What Are Writing Sprints?
Just like runners cover more ground when they sprint, writers build their word counts faster with writing sprints, which are timed bursts of focused writing. These sprints can be done solo or in a group. And while the internet can be a black abyss of distraction for writers, both Twitter and Instagram are great places to connect with writers from around the world, which can provide a sense of competition and accountability during word sprints.
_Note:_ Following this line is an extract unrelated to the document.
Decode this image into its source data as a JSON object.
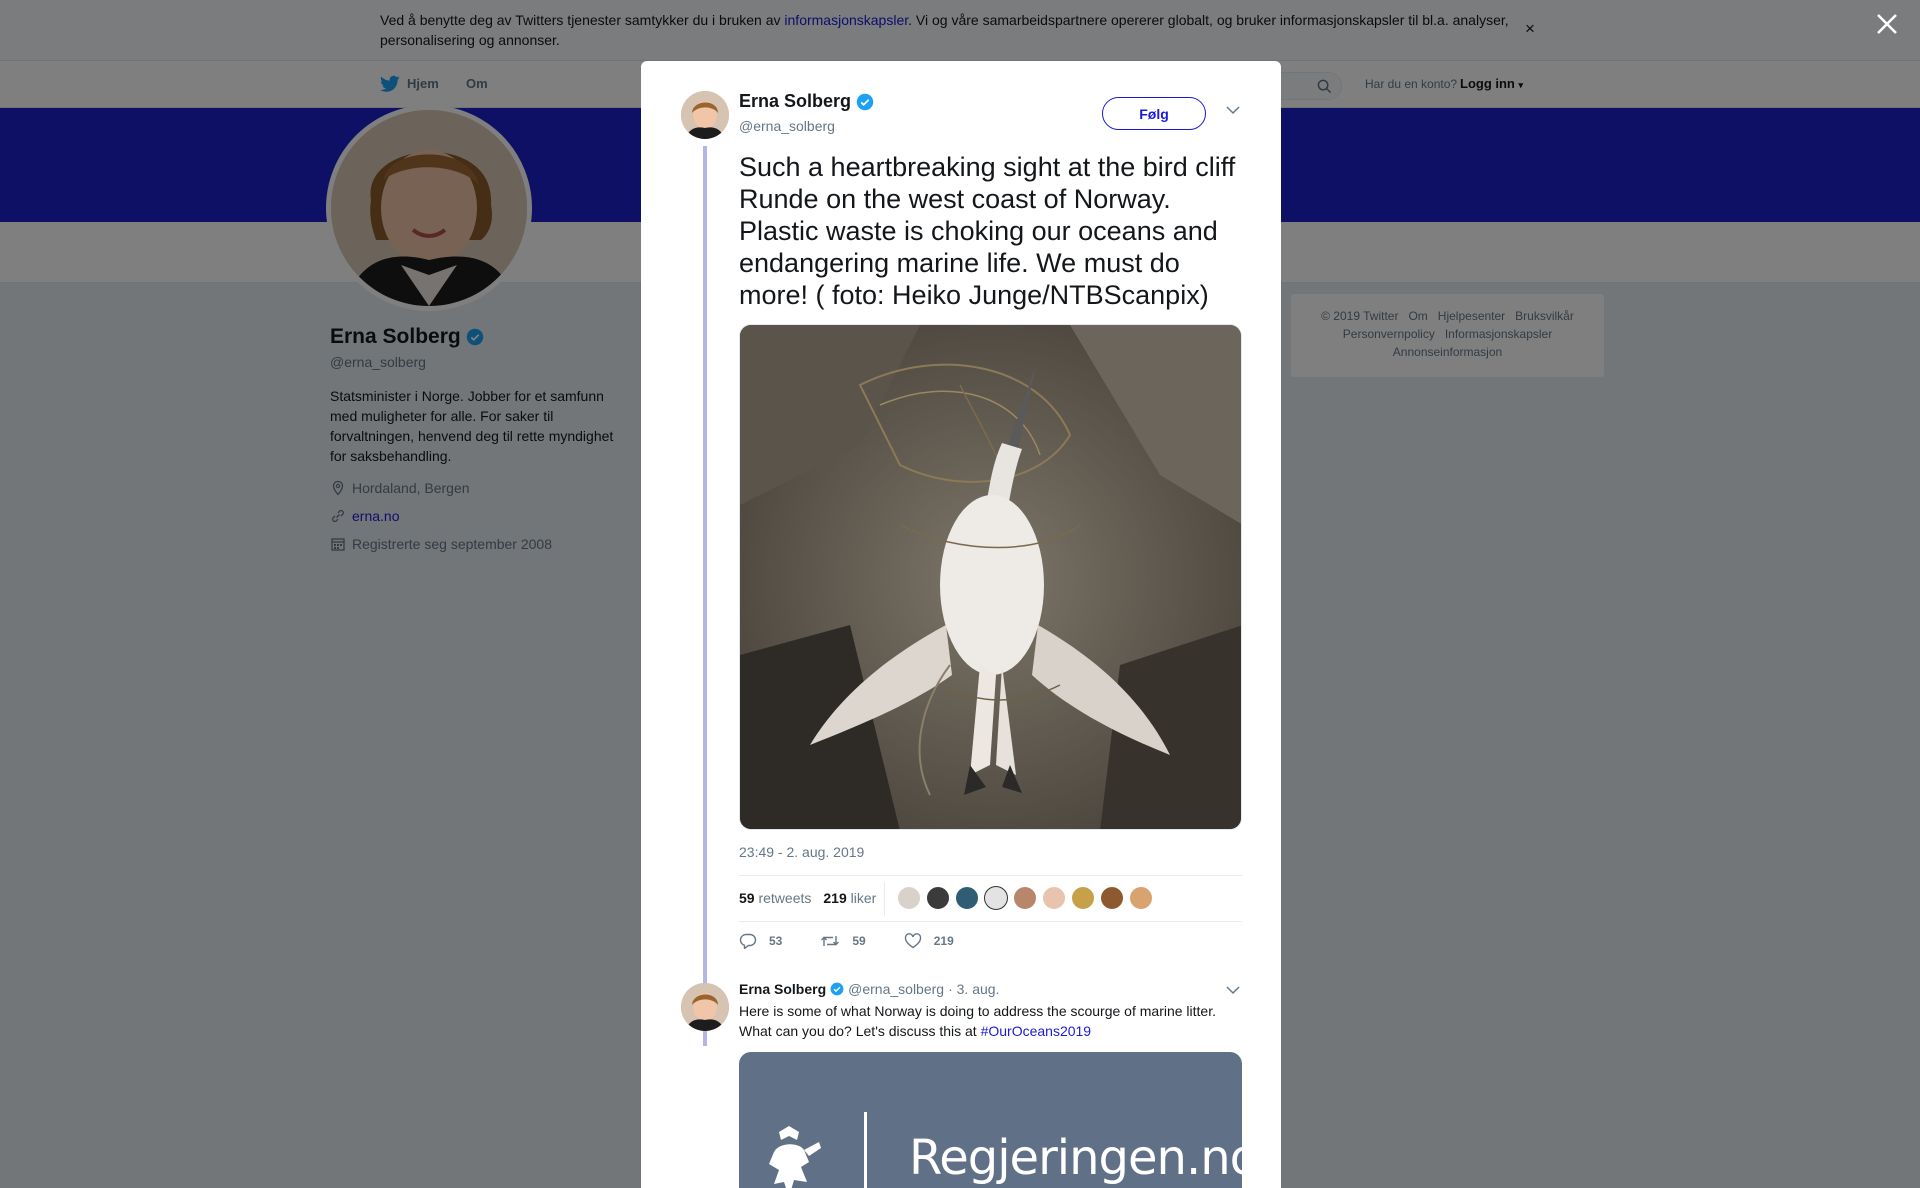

Search hashtags like #writingsprints or #wordsprints to find your next group sprint online.
How to Get the Most Out of Your Sprints
While the concept of writing sprints is simple, incorporating these tips can make your time a smashing success.
- Decide if you’re working on a writing prompt or if you are writing for a specific project.
- Note your pre-sprint word count.
- Set a timer for 15 to 30 minutes, or up to one hour.
- If you’re using Twitter for a live word sprint, start by tweeting: “Starting a 30-minute #wordsprint in 10 minutes, who’s joining me? My goal is to write 500 words. #amwriting”
- If Instagram is your social media of choice, you can use the “Live” or “IGTV” features to connect with other writers during writing sprints.
- Turn off phone notifications and also avoid using your phone as your timer.
- A kitchen timer works best for distraction-free writing; place it out of sight after the timer starts so you aren’t checking your time when you should be writing.
What Do Writing Sprints Do For You?
Two of the biggest hurdles writers face are writer’s block and time constraints, and writing sprints can help with both. Writer’s block is defined as the inability to think of what to write, but a writing prompt and a competitive word sprint on Twitter can turn a blank page into a full one in just 15 minutes.
The second most common complaint for writers is time. Not every writer is a well-known author whose sole career is writing New York Times’ bestsellers. More often than not, writers are trying to sneak in a chapter here and there between full-time jobs, family responsibilities, time with friends, and hobbies. Writing sprints are a huge boost for writers with busy lives. If you work five days a week and take a one-hour lunch every day, reallocate 30 minutes of your lunch to writing sprints and you automatically incorporate two and a half hours of writing into your schedule every week.
Tell us, have you tried writing sprints before? If so, what did you think of the exercise?